**YOUR ASSIGNMENT:**
Every line of the entries below that includes "簡単バックアップ" belongs in the answer, copied as written.

========================================================================

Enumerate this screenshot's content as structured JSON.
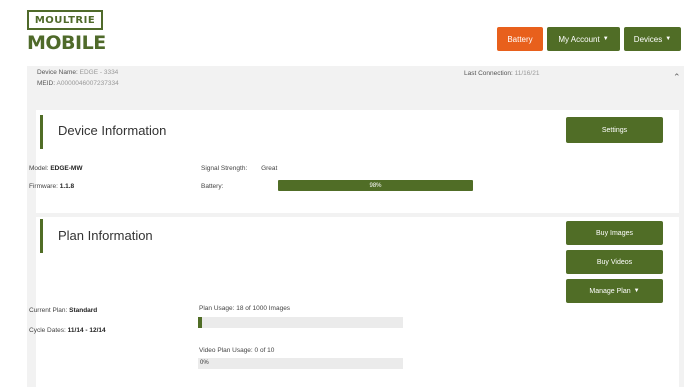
{
  "logo": {
    "top": "MOULTRIE",
    "bottom": "MOBILE"
  },
  "nav": {
    "battery": "Battery",
    "account": "My Account",
    "devices": "Devices"
  },
  "device": {
    "name_label": "Device Name:",
    "name_value": "EDGE - 3334",
    "meid_label": "MEID:",
    "meid_value": "A0000046007237334",
    "last_conn_label": "Last Connection:",
    "last_conn_value": "11/16/21"
  },
  "info": {
    "title": "Device Information",
    "settings": "Settings",
    "model_label": "Model:",
    "model_value": "EDGE-MW",
    "firmware_label": "Firmware:",
    "firmware_value": "1.1.8",
    "signal_label": "Signal Strength:",
    "signal_value": "Great",
    "battery_label": "Battery:",
    "battery_value": "98%",
    "battery_level": 1.0
  },
  "plan": {
    "title": "Plan Information",
    "buy_images": "Buy Images",
    "buy_videos": "Buy Videos",
    "manage_plan": "Manage Plan",
    "current_label": "Current Plan:",
    "current_value": "Standard",
    "cycle_label": "Cycle Dates:",
    "cycle_value": "11/14 - 12/14",
    "usage_label": "Plan Usage: 18 of 1000 Images",
    "usage_level": 0.018,
    "video_label": "Video Plan Usage: 0 of 10",
    "video_text": "0%",
    "video_level": 0
  },
  "colors": {
    "primary": "#506d26",
    "accent": "#e8601c"
  }
}
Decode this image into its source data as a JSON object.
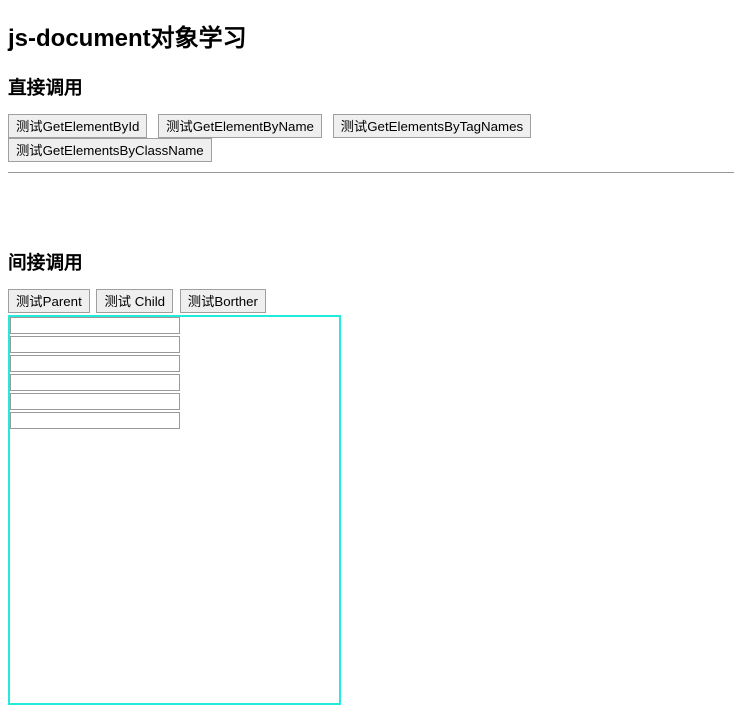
{
  "title": "js-document对象学习",
  "section1": {
    "heading": "直接调用",
    "buttons": {
      "b1": "测试GetElementById",
      "b2": "测试GetElementByName",
      "b3": "测试GetElementsByTagNames",
      "b4": "测试GetElementsByClassName"
    }
  },
  "section2": {
    "heading": "间接调用",
    "buttons": {
      "b1": "测试Parent",
      "b2": "测试 Child",
      "b3": "测试Borther"
    }
  },
  "colors": {
    "box_border": "#24eadc",
    "cell_border": "#999999"
  },
  "child_table_rows": 6
}
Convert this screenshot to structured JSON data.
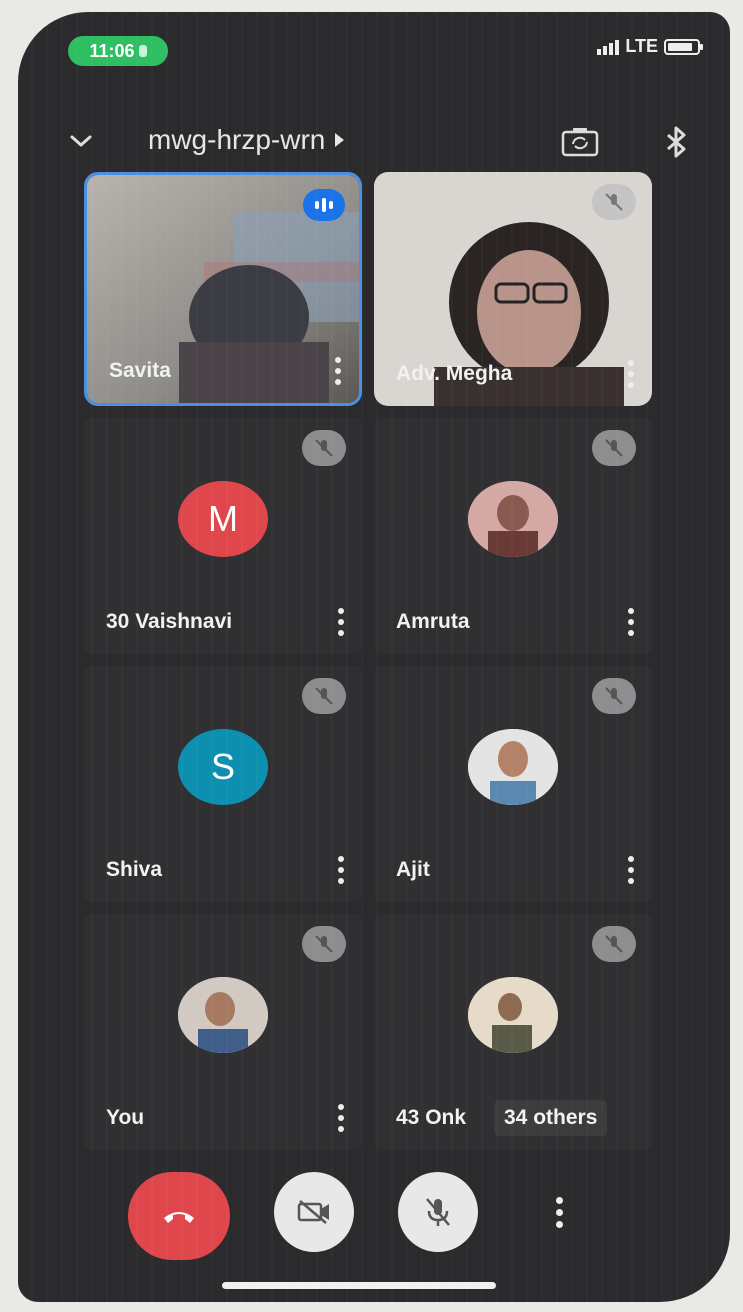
{
  "status_bar": {
    "time": "11:06",
    "network": "LTE"
  },
  "header": {
    "meeting_code": "mwg-hrzp-wrn"
  },
  "participants": [
    {
      "name": "Savita",
      "state": "speaking",
      "avatar": "video-feed"
    },
    {
      "name": "Adv. Megha",
      "state": "muted",
      "avatar": "video-feed"
    },
    {
      "name": "30 Vaishnavi",
      "state": "muted",
      "avatar_letter": "M",
      "avatar_color": "#e0474c"
    },
    {
      "name": "Amruta",
      "state": "muted",
      "avatar": "photo"
    },
    {
      "name": "Shiva",
      "state": "muted",
      "avatar_letter": "S",
      "avatar_color": "#0d8fb0"
    },
    {
      "name": "Ajit",
      "state": "muted",
      "avatar": "photo"
    },
    {
      "name": "You",
      "state": "muted",
      "avatar": "photo"
    },
    {
      "name": "43 Onk",
      "state": "muted",
      "avatar": "photo",
      "others_label": "34 others"
    }
  ],
  "controls": {
    "end_call_color": "#e0474c",
    "button_color": "#e8e8e8"
  },
  "icons": [
    "chevron-down-icon",
    "play-arrow-icon",
    "switch-camera-icon",
    "bluetooth-icon",
    "mic-off-icon",
    "more-vert-icon",
    "hangup-icon",
    "video-off-icon",
    "speaking-indicator-icon"
  ]
}
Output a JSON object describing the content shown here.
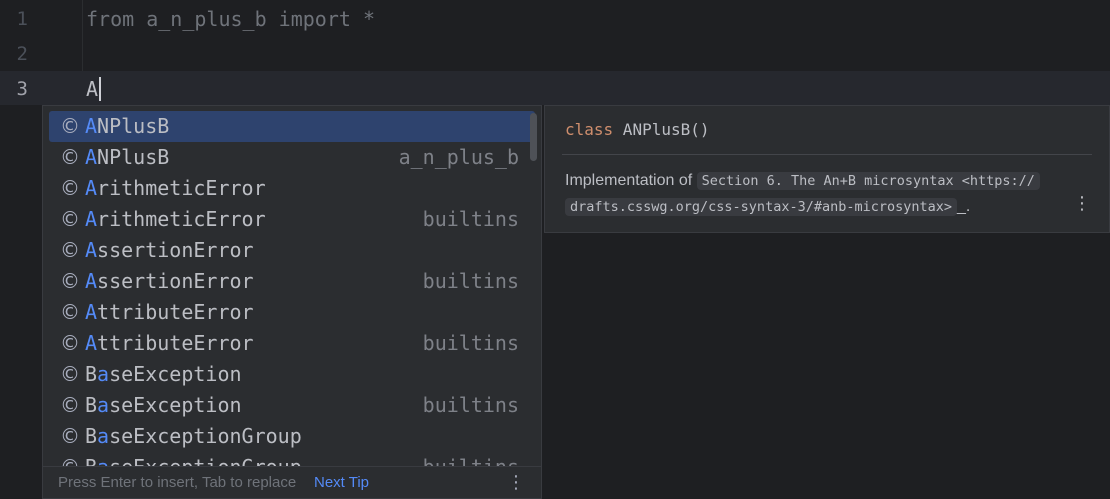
{
  "editor": {
    "lines": [
      {
        "number": "1",
        "code": "from a_n_plus_b import *"
      },
      {
        "number": "2",
        "code": ""
      },
      {
        "number": "3",
        "code": "A"
      }
    ]
  },
  "completion": {
    "items": [
      {
        "icon": "class-icon",
        "glyph": "©",
        "match": "A",
        "rest": "NPlusB",
        "module": ""
      },
      {
        "icon": "class-icon",
        "glyph": "©",
        "match": "A",
        "rest": "NPlusB",
        "module": "a_n_plus_b"
      },
      {
        "icon": "class-icon",
        "glyph": "©",
        "match": "A",
        "rest": "rithmeticError",
        "module": ""
      },
      {
        "icon": "class-icon",
        "glyph": "©",
        "match": "A",
        "rest": "rithmeticError",
        "module": "builtins"
      },
      {
        "icon": "class-icon",
        "glyph": "©",
        "match": "A",
        "rest": "ssertionError",
        "module": ""
      },
      {
        "icon": "class-icon",
        "glyph": "©",
        "match": "A",
        "rest": "ssertionError",
        "module": "builtins"
      },
      {
        "icon": "class-icon",
        "glyph": "©",
        "match": "A",
        "rest": "ttributeError",
        "module": ""
      },
      {
        "icon": "class-icon",
        "glyph": "©",
        "match": "A",
        "rest": "ttributeError",
        "module": "builtins"
      },
      {
        "icon": "class-icon",
        "glyph": "©",
        "prefix": "B",
        "match": "a",
        "rest": "seException",
        "module": ""
      },
      {
        "icon": "class-icon",
        "glyph": "©",
        "prefix": "B",
        "match": "a",
        "rest": "seException",
        "module": "builtins"
      },
      {
        "icon": "class-icon",
        "glyph": "©",
        "prefix": "B",
        "match": "a",
        "rest": "seExceptionGroup",
        "module": ""
      },
      {
        "icon": "class-icon",
        "glyph": "©",
        "prefix": "B",
        "match": "a",
        "rest": "seExceptionGroup",
        "module": "builtins"
      }
    ],
    "footer": {
      "hint": "Press Enter to insert, Tab to replace",
      "link": "Next Tip",
      "menu_glyph": "⋮"
    }
  },
  "doc": {
    "keyword": "class",
    "signature": " ANPlusB()",
    "intro": "Implementation of ",
    "code_line1": "Section 6. The An+B microsyntax <https://",
    "code_line2": "drafts.csswg.org/css-syntax-3/#anb-microsyntax>",
    "trailing": "_.",
    "menu_glyph": "⋮"
  }
}
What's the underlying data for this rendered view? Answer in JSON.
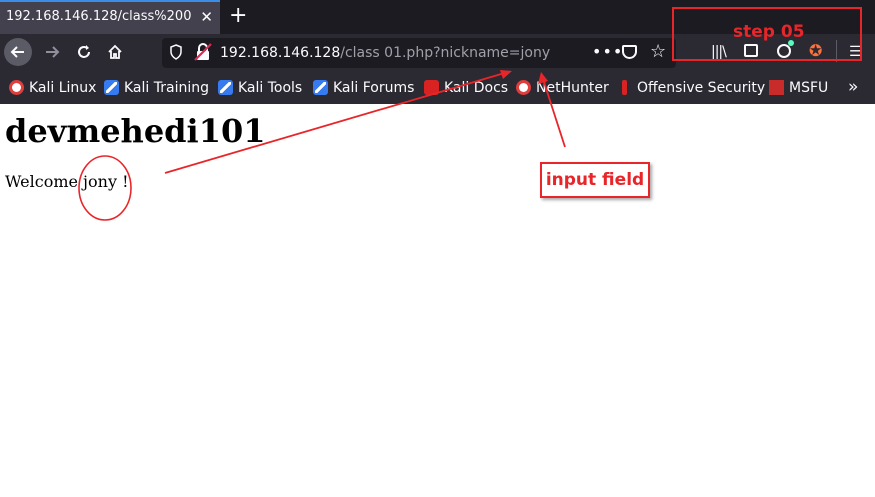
{
  "browser": {
    "tab": {
      "title": "192.168.146.128/class%200",
      "close": "✕"
    },
    "new_tab": "+",
    "url": {
      "host": "192.168.146.128",
      "path": "/class 01.php?nickname=jony"
    },
    "page_actions": "•••",
    "bookmarks": [
      {
        "label": "Kali Linux",
        "icon": "kali-icon"
      },
      {
        "label": "Kali Training",
        "icon": "kali-training-icon"
      },
      {
        "label": "Kali Tools",
        "icon": "kali-tools-icon"
      },
      {
        "label": "Kali Forums",
        "icon": "kali-forums-icon"
      },
      {
        "label": "Kali Docs",
        "icon": "kali-docs-icon"
      },
      {
        "label": "NetHunter",
        "icon": "nethunter-icon"
      },
      {
        "label": "Offensive Security",
        "icon": "offsec-icon"
      },
      {
        "label": "MSFU",
        "icon": "msfu-icon"
      }
    ],
    "bookmarks_more": "»"
  },
  "page": {
    "heading": "devmehedi101",
    "welcome_prefix": "Welcome ",
    "nickname": "jony",
    "welcome_suffix": " !"
  },
  "annotations": {
    "input_label": "input field",
    "step_label": "step 05",
    "color": "#e8262a"
  }
}
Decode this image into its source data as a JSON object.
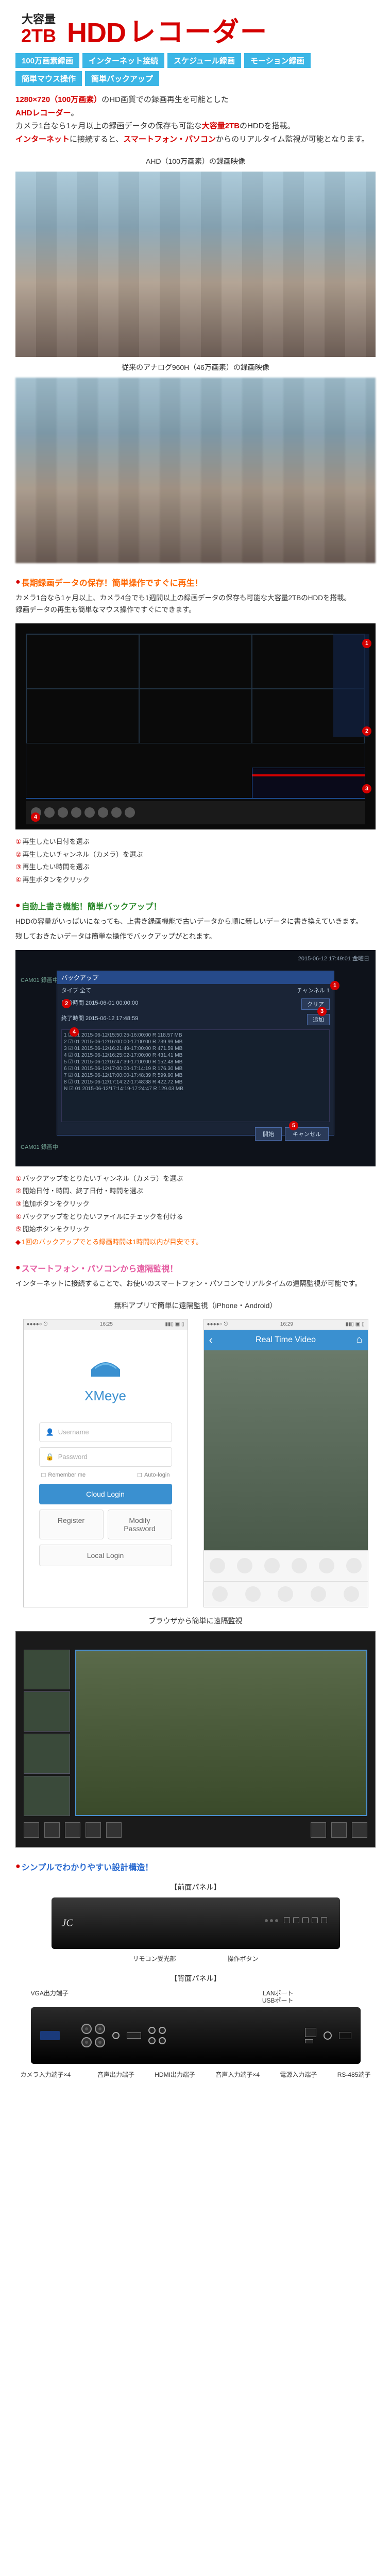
{
  "header": {
    "capacity_label": "大容量",
    "capacity_value": "2TB",
    "title_hdd": "HDD",
    "title_recorder": "レコーダー"
  },
  "tags": {
    "t1": "100万画素録画",
    "t2": "インターネット接続",
    "t3": "スケジュール録画",
    "t4": "モーション録画",
    "t5": "簡単マウス操作",
    "t6": "簡単バックアップ"
  },
  "intro": {
    "line1a": "1280×720（100万画素）",
    "line1b": "のHD画質での録画再生を可能とした",
    "line2a": "AHDレコーダー",
    "line2b": "。",
    "line3a": "カメラ1台なら1ヶ月以上の録画データの保存も可能な",
    "line3b": "大容量2TB",
    "line3c": "のHDDを搭載。",
    "line4a": "インターネット",
    "line4b": "に接続すると、",
    "line4c": "スマートフォン・パソコン",
    "line4d": "からのリアルタイム監視が可能となります。"
  },
  "img_captions": {
    "ahd": "AHD（100万画素）の録画映像",
    "analog": "従来のアナログ960H（46万画素）の録画映像",
    "app": "無料アプリで簡単に遠隔監視（iPhone・Android）",
    "browser": "ブラウザから簡単に遠隔監視",
    "front": "【前面パネル】",
    "back": "【背面パネル】"
  },
  "sec_playback": {
    "title": "長期録画データの保存！簡単操作ですぐに再生！",
    "body": "カメラ1台なら1ヶ月以上、カメラ4台でも1週間以上の録画データの保存も可能な大容量2TBのHDDを搭載。\n録画データの再生も簡単なマウス操作ですぐにできます。",
    "steps": {
      "s1": "再生したい日付を選ぶ",
      "s2": "再生したいチャンネル（カメラ）を選ぶ",
      "s3": "再生したい時間を選ぶ",
      "s4": "再生ボタンをクリック"
    }
  },
  "sec_backup": {
    "title": "自動上書き機能！簡単バックアップ！",
    "body1": "HDDの容量がいっぱいになっても、上書き録画機能で古いデータから順に新しいデータに書き換えていきます。",
    "body2": "残しておきたいデータは簡単な操作でバックアップがとれます。",
    "timestamp": "2015-06-12 17:49:01 金曜日",
    "over_title": "バックアップ",
    "over_type": "タイプ 全て",
    "over_ch": "チャンネル 1",
    "over_start": "開始時間 2015-06-01 00:00:00",
    "over_end": "終了時間 2015-06-12 17:48:59",
    "rows": {
      "r1": "1  ☑  01 2015-06-12/15:50:25-16:00:00  R  118.57 MB",
      "r2": "2  ☑  01 2015-06-12/16:00:00-17:00:00  R  739.99 MB",
      "r3": "3  ☑  01 2015-06-12/16:21:49-17:00:00  R  471.59 MB",
      "r4": "4  ☑  01 2015-06-12/16:25:02-17:00:00  R  431.41 MB",
      "r5": "5  ☑  01 2015-06-12/16:47:39-17:00:00  R  152.48 MB",
      "r6": "6  ☑  01 2015-06-12/17:00:00-17:14:19  R  176.30 MB",
      "r7": "7  ☑  01 2015-06-12/17:00:00-17:48:39  R  599.90 MB",
      "r8": "8  ☑  01 2015-06-12/17:14:22-17:48:38  R  422.72 MB",
      "r9": "N  ☑  01 2015-06-12/17:14:19-17:24:47  R  129.03 MB"
    },
    "btn_add": "追加",
    "btn_clear": "クリア",
    "btn_start": "開始",
    "btn_cancel": "キャンセル",
    "cam_label": "CAM01 録画中",
    "steps": {
      "s1": "バックアップをとりたいチャンネル（カメラ）を選ぶ",
      "s2": "開始日付・時間、終了日付・時間を選ぶ",
      "s3": "追加ボタンをクリック",
      "s4": "バックアップをとりたいファイルにチェックを付ける",
      "s5": "開始ボタンをクリック"
    },
    "note": "1回のバックアップでとる録画時間は1時間以内が目安です。"
  },
  "sec_remote": {
    "title": "スマートフォン・パソコンから遠隔監視！",
    "body": "インターネットに接続することで、お使いのスマートフォン・パソコンでリアルタイムの遠隔監視が可能です。"
  },
  "app": {
    "time": "16:25",
    "logo_text": "XMeye",
    "ph_user": "Username",
    "ph_pass": "Password",
    "remember": "Remember me",
    "auto": "Auto-login",
    "btn_cloud": "Cloud Login",
    "btn_reg": "Register",
    "btn_pw": "Modify Password",
    "btn_local": "Local Login",
    "video_title": "Real Time Video",
    "time2": "16:29"
  },
  "sec_design": {
    "title": "シンプルでわかりやすい設計構造！"
  },
  "hw": {
    "front_remote": "リモコン受光部",
    "front_btns": "操作ボタン",
    "back_vga": "VGA出力端子",
    "back_cam": "カメラ入力端子×4",
    "back_aout": "音声出力端子",
    "back_hdmi": "HDMI出力端子",
    "back_ain": "音声入力端子×4",
    "back_lan": "LANポート",
    "back_usb": "USBポート",
    "back_pwr": "電源入力端子",
    "back_rs485": "RS-485端子"
  }
}
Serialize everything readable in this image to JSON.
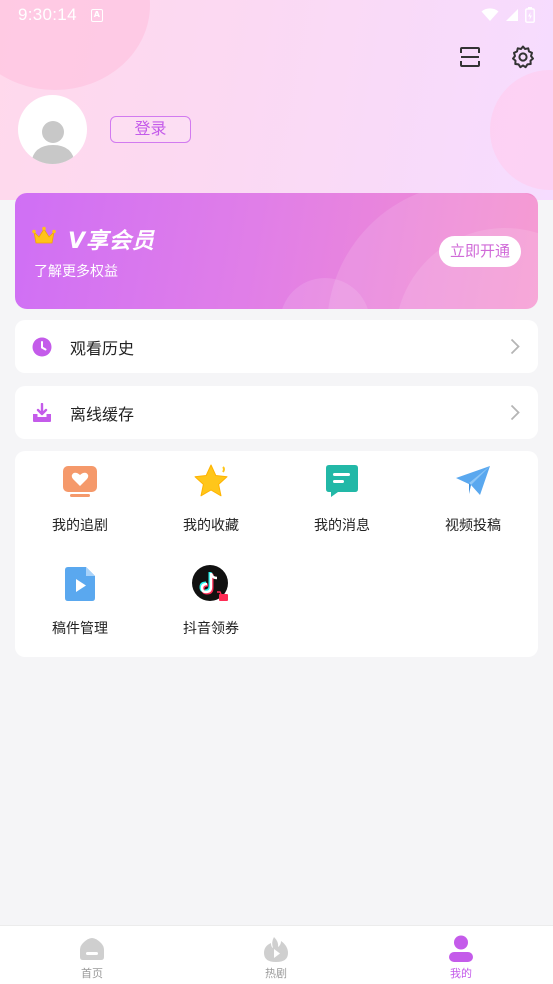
{
  "status_bar": {
    "time": "9:30:14",
    "app_badge": "A"
  },
  "header": {
    "login_label": "登录"
  },
  "vip": {
    "title": "V享会员",
    "subtitle": "了解更多权益",
    "open_label": "立即开通"
  },
  "menu": [
    {
      "label": "观看历史",
      "icon": "clock-icon"
    },
    {
      "label": "离线缓存",
      "icon": "download-icon"
    }
  ],
  "grid": [
    {
      "label": "我的追剧",
      "icon": "tv-heart-icon"
    },
    {
      "label": "我的收藏",
      "icon": "star-icon"
    },
    {
      "label": "我的消息",
      "icon": "message-icon"
    },
    {
      "label": "视频投稿",
      "icon": "paper-plane-icon"
    },
    {
      "label": "稿件管理",
      "icon": "video-file-icon"
    },
    {
      "label": "抖音领券",
      "icon": "douyin-icon"
    }
  ],
  "nav": [
    {
      "label": "首页",
      "icon": "home-icon"
    },
    {
      "label": "热剧",
      "icon": "flame-icon"
    },
    {
      "label": "我的",
      "icon": "user-icon",
      "active": true
    }
  ],
  "colors": {
    "accent": "#c45bea",
    "vip_gradient_start": "#cf6ff5",
    "vip_gradient_end": "#f58fcd"
  }
}
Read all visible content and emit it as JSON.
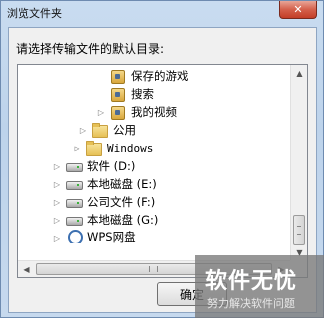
{
  "window": {
    "title": "浏览文件夹",
    "close_label": "✕"
  },
  "dialog": {
    "prompt": "请选择传输文件的默认目录:",
    "ok_label": "确定"
  },
  "tree": {
    "items": [
      {
        "label": "保存的游戏",
        "icon": "saved-games-folder-icon",
        "expander": ""
      },
      {
        "label": "搜索",
        "icon": "search-folder-icon",
        "expander": ""
      },
      {
        "label": "我的视频",
        "icon": "videos-folder-icon",
        "expander": "▷"
      },
      {
        "label": "公用",
        "icon": "folder-icon",
        "expander": "▷"
      },
      {
        "label": "Windows",
        "icon": "folder-icon",
        "expander": "▷"
      },
      {
        "label": "软件  (D:)",
        "icon": "drive-icon",
        "expander": "▷"
      },
      {
        "label": "本地磁盘  (E:)",
        "icon": "drive-icon",
        "expander": "▷"
      },
      {
        "label": "公司文件  (F:)",
        "icon": "drive-icon",
        "expander": "▷"
      },
      {
        "label": "本地磁盘  (G:)",
        "icon": "drive-icon",
        "expander": "▷"
      },
      {
        "label": "WPS网盘",
        "icon": "network-drive-icon",
        "expander": "▷"
      }
    ]
  },
  "watermark": {
    "main": "软件无忧",
    "sub": "努力解决软件问题"
  }
}
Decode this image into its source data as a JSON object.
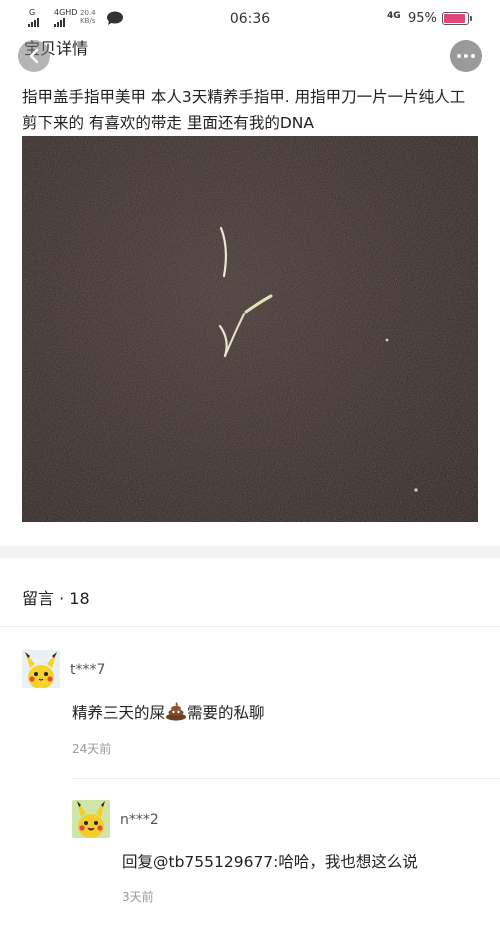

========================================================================

**ANSWER BOX:**
    "t6": "簡単バックアップ"
    "title": "自動上書き機能！簡単バックアップ！",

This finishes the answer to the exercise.